Most of the protesting Michiganders look to be drawn from the lower classes, but I was not there; but I have spent truly a year of Saturdays at Yellow Vest demonstrations and I can tell you that they are mostly drawn from France’s lower classes. In what is entirely the point here: In China, Iran, cobblers-turned-congressmen in Cuba and a few other places it is the lower-classes who now compose their civil service class from the bottom all the way to the top – in Michigan it is surely just the bottom. America’s elite government employees remain – as de Tocqueville wanted – elite and out of touch.
The pity is that many Michiganders are likely so alienated, mistrustful and inculcated with de Tocquevillian nonsense that they view everyone as a potential tyrant – thus the assault rifles. France’s Yellow Vests are brave enough to get beaten and tear gassed after starting each demonstration with Christian ideals of non-violence – violence is always initiated by French riot cops. And the reality is the Michigan gun-wavers were just a small fringe group – the overwhelming majority of protesters stayed in their car in a “car protest”, just as the Yellow Vests initially discussed doing. Furthermore, in any mass group the whole political spectrum will be represented therefore there will be some right-wing nuts, but painting all Western lower-class dissidents as right-wing neo-fascists is completely inaccurate, yet completely commonplace.
But non-violence never won a revolution.
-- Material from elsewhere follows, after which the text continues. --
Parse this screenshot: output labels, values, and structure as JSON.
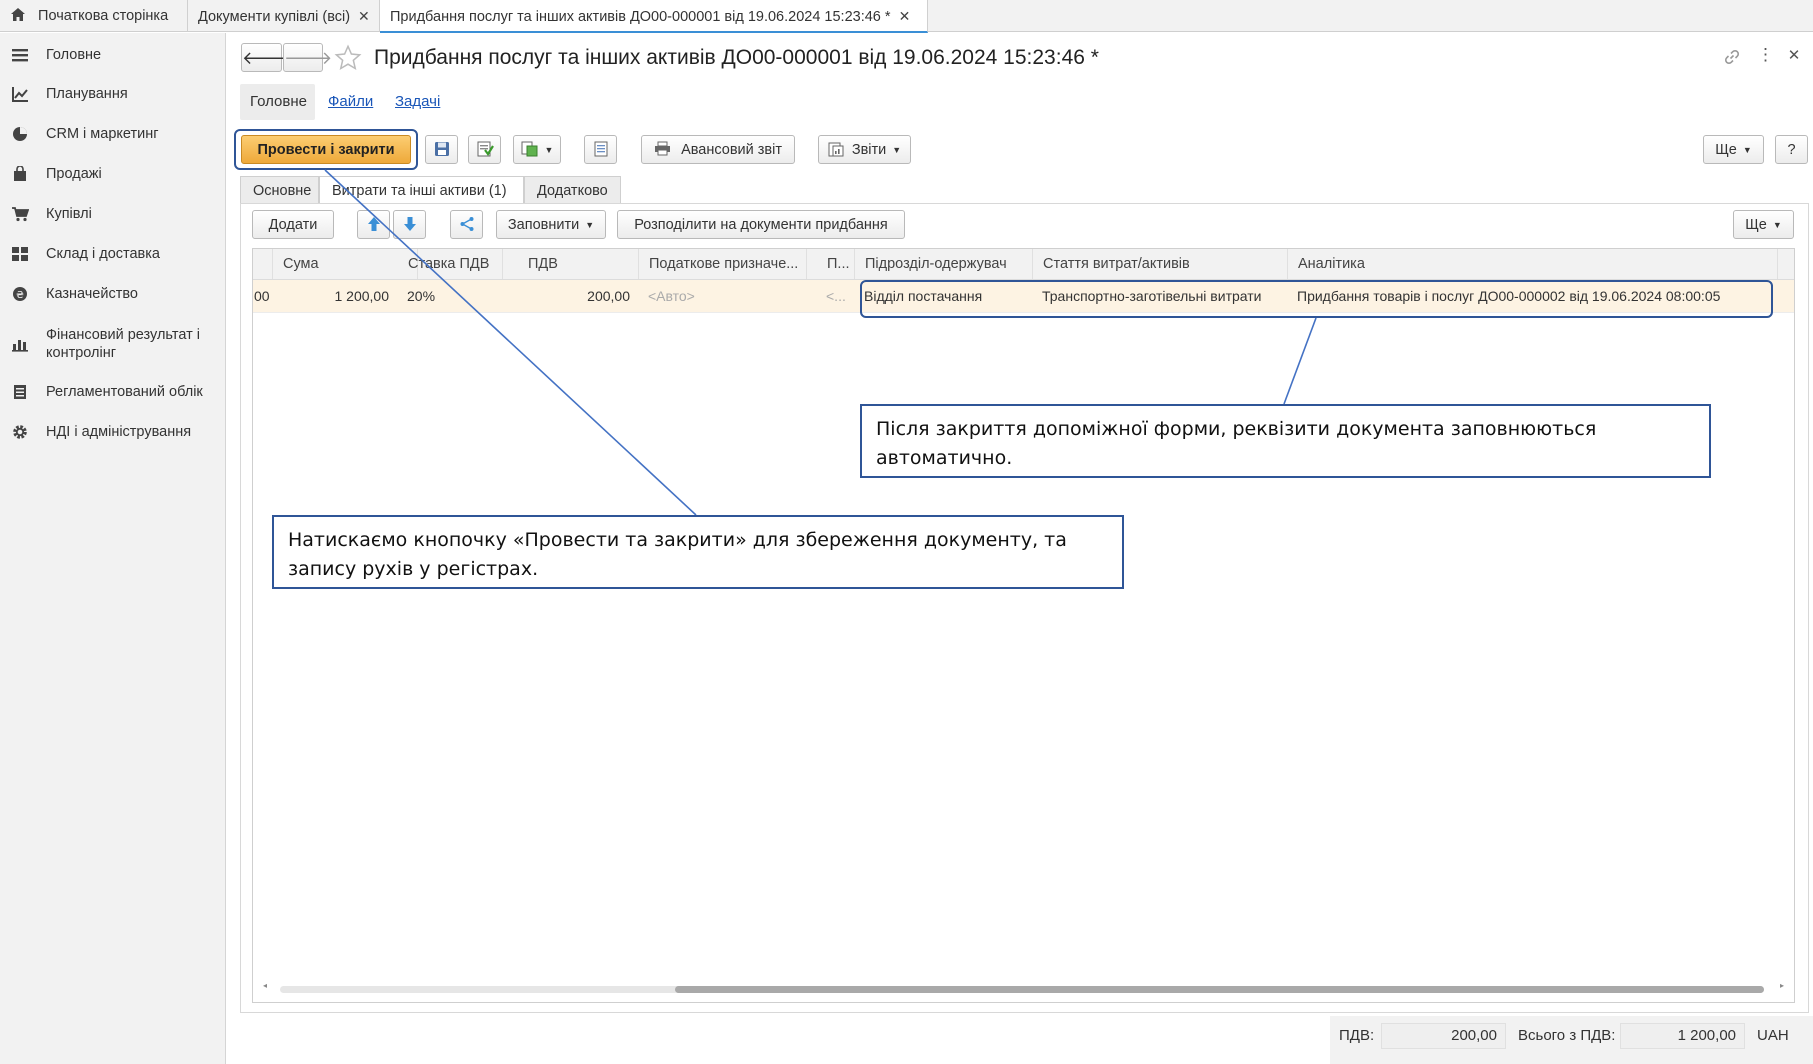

Yet a “de Tocquevillian revolution” is an oxymoron – he openly supported a freedom-ending state of siege in order to thwart the revolutions of 1848. It’s not that he was just a hypocrite, but a people-fearing elitist. However, Michiganders likely believe such an oxymoron is the best they can do, because neoliberalism has beat into them the political nihilism that all governments are bad by nature. Of course, when they get bad government, as in Michigan and Washington DC, such people are only confirmed in their mistaken, unmodern political conceptions.
This poor political education is a pre-corona problem, much like widespread Western mistrust of their government, much like the aristocratic individualism which pervades their cultures, much like their insistence on competition over mutually-beneficial cooperation, much like their system which represses lower class involvement in policy-making.
Over-enforcing a Great Lockdown which they had not earned the leeway to install is certain to not just annoy fisherman but to impoverish them as well: that is the dangerous corona brew Westerners have mixed.
Corona contrarianism? How about some corona common sense? Here is my list of articles published regarding the corona crisis, and I hope you will find them useful in your leftist struggle!
A day’s diary from a US CEO during the Corona crisis (satire) March 23, 2020
If Germany rejects Corona bonds they must quit the Eurozone – March 30, 2020
Pity post-corona Millennials… if they don’t openly push socialism – April 14, 2020
Ramin Mazaheri is the chief correspondent in Paris for Press TV and has lived in France since 2009. He has been a daily newspaper reporter in the US, and has reported from Iran, Cuba, Egypt, Tunisia, South Korea and elsewhere. He is the author of the books ‘I’ll Ruin Everything You Are: Ending Western Propaganda on Red China’ and the upcoming ‘Socialism’s Ignored Success: Iranian Islamic Socialism’.